Exemplary Extensions
  1. Adding another entity to your Base: You can add another entity to your Base by just stating it in the Extensions part. To do so, you just have to reference in the extensions to what you refer to by defining the id (e.g. table)

  2. Specifying the settings more precisely: You can extend the core settings within your Extension by just adding further "key: value" pairs.

  3. Changing the Order of your Base components: The order defines the appearance within your View.

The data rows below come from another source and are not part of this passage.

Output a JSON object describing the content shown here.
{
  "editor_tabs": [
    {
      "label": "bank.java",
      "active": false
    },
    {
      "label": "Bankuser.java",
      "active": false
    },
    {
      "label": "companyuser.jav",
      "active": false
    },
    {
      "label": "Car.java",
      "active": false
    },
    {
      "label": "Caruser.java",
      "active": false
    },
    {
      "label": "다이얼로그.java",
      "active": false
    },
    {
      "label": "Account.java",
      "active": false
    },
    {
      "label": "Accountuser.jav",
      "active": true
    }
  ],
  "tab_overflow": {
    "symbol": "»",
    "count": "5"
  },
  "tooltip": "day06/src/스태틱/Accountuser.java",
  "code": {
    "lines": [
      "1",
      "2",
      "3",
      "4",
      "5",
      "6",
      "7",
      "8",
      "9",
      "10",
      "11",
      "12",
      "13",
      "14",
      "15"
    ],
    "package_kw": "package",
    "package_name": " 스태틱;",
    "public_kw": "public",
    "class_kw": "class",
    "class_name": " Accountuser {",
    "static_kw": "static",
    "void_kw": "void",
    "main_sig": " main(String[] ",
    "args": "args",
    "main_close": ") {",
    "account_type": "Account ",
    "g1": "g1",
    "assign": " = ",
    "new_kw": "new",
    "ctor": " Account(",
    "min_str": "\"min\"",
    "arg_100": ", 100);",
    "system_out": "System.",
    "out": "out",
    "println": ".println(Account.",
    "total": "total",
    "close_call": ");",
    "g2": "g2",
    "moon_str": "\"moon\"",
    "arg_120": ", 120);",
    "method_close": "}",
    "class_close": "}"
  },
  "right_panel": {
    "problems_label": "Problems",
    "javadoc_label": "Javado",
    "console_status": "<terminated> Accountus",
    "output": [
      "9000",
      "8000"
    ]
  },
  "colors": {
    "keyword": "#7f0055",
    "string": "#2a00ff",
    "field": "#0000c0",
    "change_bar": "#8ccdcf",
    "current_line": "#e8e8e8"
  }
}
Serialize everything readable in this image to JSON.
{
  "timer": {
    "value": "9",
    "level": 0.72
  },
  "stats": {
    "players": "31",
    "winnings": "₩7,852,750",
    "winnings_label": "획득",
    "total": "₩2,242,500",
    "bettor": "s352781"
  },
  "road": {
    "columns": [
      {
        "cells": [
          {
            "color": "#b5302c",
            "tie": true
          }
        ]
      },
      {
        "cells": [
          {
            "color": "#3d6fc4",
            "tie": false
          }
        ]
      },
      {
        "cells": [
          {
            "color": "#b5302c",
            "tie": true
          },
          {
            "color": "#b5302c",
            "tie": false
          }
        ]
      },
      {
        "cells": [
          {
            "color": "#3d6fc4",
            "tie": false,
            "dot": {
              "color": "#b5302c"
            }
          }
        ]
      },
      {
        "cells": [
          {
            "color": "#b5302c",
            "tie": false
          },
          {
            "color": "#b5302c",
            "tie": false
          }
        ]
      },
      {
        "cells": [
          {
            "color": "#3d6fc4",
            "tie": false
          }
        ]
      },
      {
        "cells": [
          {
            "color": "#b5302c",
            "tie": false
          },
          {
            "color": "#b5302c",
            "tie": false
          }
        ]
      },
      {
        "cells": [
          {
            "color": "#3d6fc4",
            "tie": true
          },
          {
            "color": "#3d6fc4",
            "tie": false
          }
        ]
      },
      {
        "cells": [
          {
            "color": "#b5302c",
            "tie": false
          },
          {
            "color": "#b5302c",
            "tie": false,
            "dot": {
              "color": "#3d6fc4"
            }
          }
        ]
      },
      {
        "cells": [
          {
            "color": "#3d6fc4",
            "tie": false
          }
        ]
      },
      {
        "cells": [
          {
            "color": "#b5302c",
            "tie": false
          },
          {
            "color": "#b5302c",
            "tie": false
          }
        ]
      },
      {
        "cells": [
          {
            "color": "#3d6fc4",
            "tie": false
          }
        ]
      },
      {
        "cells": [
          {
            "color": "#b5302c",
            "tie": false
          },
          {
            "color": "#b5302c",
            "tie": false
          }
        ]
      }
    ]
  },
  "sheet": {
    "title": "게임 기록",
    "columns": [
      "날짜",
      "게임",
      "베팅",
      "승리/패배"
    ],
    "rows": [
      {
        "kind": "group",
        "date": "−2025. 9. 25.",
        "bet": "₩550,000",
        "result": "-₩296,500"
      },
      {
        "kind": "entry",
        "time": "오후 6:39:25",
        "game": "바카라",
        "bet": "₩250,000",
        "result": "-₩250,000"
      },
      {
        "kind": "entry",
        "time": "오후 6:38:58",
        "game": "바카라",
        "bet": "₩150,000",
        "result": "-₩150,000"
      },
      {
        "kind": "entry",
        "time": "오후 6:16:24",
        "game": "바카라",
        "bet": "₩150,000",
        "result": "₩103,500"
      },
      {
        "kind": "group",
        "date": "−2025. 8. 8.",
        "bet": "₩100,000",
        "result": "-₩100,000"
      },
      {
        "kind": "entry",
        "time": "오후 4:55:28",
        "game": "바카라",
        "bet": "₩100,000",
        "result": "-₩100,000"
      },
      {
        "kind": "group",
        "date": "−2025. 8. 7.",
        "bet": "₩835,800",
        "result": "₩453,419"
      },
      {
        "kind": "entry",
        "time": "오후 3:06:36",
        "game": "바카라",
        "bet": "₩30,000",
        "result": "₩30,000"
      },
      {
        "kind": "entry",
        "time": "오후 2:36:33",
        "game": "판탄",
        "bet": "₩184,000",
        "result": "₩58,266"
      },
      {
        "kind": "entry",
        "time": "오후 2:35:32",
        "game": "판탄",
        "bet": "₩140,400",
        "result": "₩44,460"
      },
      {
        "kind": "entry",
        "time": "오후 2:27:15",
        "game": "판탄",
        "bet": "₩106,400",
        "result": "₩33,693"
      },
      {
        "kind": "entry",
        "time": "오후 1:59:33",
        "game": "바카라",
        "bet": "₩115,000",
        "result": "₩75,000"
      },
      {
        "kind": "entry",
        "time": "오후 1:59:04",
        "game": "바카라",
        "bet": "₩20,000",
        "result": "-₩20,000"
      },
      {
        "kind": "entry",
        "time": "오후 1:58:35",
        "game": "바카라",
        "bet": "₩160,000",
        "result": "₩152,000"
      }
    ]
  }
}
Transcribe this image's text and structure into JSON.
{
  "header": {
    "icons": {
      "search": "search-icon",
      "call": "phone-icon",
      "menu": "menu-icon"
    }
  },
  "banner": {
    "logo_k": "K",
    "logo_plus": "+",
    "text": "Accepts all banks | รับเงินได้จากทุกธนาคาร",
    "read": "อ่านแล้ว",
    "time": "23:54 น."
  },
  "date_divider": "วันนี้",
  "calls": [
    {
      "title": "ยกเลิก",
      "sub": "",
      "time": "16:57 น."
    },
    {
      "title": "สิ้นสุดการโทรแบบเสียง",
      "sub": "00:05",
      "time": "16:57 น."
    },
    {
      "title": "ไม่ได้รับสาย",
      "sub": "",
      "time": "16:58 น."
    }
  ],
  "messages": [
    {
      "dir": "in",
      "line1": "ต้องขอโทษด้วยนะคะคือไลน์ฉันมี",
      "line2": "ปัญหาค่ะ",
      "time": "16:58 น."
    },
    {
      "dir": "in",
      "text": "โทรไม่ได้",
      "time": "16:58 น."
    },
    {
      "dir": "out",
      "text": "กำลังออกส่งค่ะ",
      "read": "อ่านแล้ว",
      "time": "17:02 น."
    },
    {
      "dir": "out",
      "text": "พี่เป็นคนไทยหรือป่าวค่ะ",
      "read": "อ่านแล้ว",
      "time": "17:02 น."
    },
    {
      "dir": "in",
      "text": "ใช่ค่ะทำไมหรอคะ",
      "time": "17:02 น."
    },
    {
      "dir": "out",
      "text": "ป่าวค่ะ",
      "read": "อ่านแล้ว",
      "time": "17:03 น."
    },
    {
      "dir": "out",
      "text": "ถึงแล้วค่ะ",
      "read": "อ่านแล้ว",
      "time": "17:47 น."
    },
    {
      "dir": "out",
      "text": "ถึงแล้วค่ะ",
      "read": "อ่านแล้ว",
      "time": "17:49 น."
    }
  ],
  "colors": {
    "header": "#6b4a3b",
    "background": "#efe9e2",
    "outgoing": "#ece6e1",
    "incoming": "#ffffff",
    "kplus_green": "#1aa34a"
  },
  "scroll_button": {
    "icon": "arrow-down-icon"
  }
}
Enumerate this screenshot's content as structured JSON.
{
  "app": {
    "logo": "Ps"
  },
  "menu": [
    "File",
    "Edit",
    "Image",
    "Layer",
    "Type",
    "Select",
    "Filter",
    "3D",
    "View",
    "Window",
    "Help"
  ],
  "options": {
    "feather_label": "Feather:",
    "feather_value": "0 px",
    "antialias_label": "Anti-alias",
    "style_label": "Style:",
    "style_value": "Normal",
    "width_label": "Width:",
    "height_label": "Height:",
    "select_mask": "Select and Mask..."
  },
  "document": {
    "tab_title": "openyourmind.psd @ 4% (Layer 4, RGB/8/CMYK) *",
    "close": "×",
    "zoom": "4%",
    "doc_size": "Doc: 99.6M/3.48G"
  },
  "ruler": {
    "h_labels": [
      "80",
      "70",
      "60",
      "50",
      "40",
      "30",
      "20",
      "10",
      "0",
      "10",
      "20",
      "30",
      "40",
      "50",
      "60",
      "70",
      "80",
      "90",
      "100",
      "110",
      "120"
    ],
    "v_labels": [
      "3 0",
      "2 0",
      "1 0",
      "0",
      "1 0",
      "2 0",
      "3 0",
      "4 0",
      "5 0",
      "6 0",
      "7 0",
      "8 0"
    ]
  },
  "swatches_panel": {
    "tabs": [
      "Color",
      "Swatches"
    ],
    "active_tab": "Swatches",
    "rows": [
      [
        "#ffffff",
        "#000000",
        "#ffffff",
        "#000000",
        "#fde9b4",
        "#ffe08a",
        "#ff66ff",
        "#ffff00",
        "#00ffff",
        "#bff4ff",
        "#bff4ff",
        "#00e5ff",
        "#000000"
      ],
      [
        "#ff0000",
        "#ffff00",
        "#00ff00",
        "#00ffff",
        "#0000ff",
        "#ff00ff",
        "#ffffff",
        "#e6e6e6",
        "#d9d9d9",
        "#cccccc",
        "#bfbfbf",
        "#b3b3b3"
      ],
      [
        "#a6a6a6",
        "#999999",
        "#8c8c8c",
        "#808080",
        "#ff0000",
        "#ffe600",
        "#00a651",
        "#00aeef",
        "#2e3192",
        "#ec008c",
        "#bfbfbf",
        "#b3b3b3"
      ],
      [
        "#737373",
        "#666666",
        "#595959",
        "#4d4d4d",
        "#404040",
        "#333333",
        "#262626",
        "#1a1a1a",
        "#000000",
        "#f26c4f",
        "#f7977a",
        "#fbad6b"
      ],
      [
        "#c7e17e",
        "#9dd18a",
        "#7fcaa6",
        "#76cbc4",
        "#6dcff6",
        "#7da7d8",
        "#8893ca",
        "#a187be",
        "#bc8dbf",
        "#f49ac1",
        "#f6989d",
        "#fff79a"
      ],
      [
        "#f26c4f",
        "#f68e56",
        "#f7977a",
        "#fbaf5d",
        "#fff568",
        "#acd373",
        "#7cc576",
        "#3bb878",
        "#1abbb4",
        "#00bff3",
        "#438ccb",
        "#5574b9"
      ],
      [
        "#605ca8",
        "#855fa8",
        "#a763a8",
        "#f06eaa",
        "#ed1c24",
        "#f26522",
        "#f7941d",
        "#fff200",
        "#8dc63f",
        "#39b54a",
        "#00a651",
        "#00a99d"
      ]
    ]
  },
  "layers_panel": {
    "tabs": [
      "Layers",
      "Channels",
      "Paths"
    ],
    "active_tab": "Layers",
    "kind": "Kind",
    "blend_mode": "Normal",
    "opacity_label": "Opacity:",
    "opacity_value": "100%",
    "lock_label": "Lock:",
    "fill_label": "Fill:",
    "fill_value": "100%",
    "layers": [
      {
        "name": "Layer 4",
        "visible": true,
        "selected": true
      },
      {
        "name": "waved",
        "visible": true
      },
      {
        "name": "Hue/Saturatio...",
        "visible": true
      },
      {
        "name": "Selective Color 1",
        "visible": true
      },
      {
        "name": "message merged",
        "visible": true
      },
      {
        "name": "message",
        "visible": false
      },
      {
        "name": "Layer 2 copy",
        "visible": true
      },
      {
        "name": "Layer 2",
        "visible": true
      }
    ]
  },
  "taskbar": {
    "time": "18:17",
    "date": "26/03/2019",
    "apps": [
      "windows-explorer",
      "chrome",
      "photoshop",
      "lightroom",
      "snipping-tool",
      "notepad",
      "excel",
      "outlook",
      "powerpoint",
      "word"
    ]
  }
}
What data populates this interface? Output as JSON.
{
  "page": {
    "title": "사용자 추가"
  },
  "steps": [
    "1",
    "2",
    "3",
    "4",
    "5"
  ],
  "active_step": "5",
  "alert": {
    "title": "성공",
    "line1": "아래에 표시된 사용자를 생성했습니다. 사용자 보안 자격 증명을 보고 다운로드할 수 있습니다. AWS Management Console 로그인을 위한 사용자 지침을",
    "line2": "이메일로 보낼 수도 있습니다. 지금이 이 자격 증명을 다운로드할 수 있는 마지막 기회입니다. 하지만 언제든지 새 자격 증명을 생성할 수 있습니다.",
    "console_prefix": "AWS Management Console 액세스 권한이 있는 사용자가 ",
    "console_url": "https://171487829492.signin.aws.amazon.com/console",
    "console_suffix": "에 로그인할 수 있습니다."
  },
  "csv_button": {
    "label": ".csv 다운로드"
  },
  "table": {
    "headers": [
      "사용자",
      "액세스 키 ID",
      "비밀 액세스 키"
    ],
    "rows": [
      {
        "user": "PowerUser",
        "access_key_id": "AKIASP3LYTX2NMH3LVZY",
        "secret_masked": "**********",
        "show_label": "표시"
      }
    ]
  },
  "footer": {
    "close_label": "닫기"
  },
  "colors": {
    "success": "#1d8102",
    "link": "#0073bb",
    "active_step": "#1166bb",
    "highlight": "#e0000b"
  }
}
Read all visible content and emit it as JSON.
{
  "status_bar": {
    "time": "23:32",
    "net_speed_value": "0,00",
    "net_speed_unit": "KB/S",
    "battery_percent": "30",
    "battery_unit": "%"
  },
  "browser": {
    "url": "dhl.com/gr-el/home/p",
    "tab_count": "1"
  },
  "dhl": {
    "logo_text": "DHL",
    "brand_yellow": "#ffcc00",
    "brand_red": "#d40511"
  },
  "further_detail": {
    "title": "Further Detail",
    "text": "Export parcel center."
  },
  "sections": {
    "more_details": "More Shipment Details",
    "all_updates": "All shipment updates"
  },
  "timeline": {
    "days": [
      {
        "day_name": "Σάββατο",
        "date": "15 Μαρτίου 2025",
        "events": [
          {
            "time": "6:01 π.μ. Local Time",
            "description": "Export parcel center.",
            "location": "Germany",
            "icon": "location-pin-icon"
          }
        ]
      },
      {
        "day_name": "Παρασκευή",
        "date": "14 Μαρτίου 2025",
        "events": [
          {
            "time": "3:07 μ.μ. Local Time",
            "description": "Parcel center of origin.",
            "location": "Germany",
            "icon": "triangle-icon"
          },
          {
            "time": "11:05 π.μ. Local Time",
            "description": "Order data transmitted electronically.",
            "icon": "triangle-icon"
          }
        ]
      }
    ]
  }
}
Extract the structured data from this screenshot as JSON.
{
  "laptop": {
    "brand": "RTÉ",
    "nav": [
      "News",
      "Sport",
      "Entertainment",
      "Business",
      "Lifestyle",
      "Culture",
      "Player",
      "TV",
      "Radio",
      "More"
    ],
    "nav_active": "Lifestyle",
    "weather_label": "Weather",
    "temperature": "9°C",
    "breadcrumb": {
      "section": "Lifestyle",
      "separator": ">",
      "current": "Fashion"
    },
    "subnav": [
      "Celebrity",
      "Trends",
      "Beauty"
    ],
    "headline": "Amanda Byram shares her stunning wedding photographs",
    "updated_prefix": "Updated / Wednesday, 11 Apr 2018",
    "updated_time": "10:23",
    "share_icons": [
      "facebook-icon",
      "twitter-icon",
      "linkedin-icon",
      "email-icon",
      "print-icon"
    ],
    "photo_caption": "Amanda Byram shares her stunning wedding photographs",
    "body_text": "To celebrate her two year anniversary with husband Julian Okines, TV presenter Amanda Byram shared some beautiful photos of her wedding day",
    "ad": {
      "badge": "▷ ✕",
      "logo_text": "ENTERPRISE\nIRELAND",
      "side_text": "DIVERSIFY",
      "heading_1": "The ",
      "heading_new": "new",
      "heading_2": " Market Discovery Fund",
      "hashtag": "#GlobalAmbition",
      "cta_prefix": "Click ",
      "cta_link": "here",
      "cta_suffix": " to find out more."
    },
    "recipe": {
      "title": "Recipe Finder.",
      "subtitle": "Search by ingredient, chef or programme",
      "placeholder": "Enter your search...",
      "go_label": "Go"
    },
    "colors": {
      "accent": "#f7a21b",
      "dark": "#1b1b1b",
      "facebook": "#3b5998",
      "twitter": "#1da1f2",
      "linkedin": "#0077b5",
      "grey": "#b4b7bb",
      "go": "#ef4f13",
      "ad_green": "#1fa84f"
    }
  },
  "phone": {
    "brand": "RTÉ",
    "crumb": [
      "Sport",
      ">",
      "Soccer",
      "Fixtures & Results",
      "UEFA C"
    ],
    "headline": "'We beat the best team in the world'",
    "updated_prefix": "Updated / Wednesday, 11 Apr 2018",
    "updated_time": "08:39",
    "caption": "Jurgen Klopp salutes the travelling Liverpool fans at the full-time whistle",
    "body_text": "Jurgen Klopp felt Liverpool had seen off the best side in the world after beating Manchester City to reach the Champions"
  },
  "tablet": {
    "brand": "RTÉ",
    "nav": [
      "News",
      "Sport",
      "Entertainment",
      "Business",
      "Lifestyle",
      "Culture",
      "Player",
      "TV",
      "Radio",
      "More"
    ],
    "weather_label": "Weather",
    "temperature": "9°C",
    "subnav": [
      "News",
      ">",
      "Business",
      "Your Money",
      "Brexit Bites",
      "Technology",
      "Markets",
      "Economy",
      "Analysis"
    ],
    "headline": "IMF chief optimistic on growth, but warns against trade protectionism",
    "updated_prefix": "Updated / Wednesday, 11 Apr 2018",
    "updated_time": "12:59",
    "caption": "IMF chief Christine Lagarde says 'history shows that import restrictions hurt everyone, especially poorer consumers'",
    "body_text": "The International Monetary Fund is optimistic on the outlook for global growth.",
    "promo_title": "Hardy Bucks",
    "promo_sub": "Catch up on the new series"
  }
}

You can use this to define entities with higher or lower orders in the Extension for them to show before or after the Base entities.

  4. Overwriting your Base specification: The specification you have used in the Base configuration can be completely overwritten or set out of scope (scope: hidden in any list element).

More specific examples can be found on the working with extensions page.

FAQs about Views

Q: In which order should I build Knowledge Model and View Configuration?

A: You should set up the Knowledge Model first as it stores your basic entities like invoice or production items and also calculations like KPIs. On top of this Knowledge Model, you then can build your View Configuration.

Possible order:

  1. Knowledge Model: metadata, records, KPIs

  2. View Configuration: metadata, layout, components


It can be more intuitive to define the components in the View Configuration first and then think about where you want to see them in your layout.

Q: Which other parts can be configured in the View Configuration?

A: As you can see in the top image on this help page you can further define the subsection filters, base or included tools.

Q: How is the components section and the layout section connected?

A: Within the components section you define the general setup of a component. This component can then be used in the layouts section by stating the components ID. Only after that, the component is visible in the App.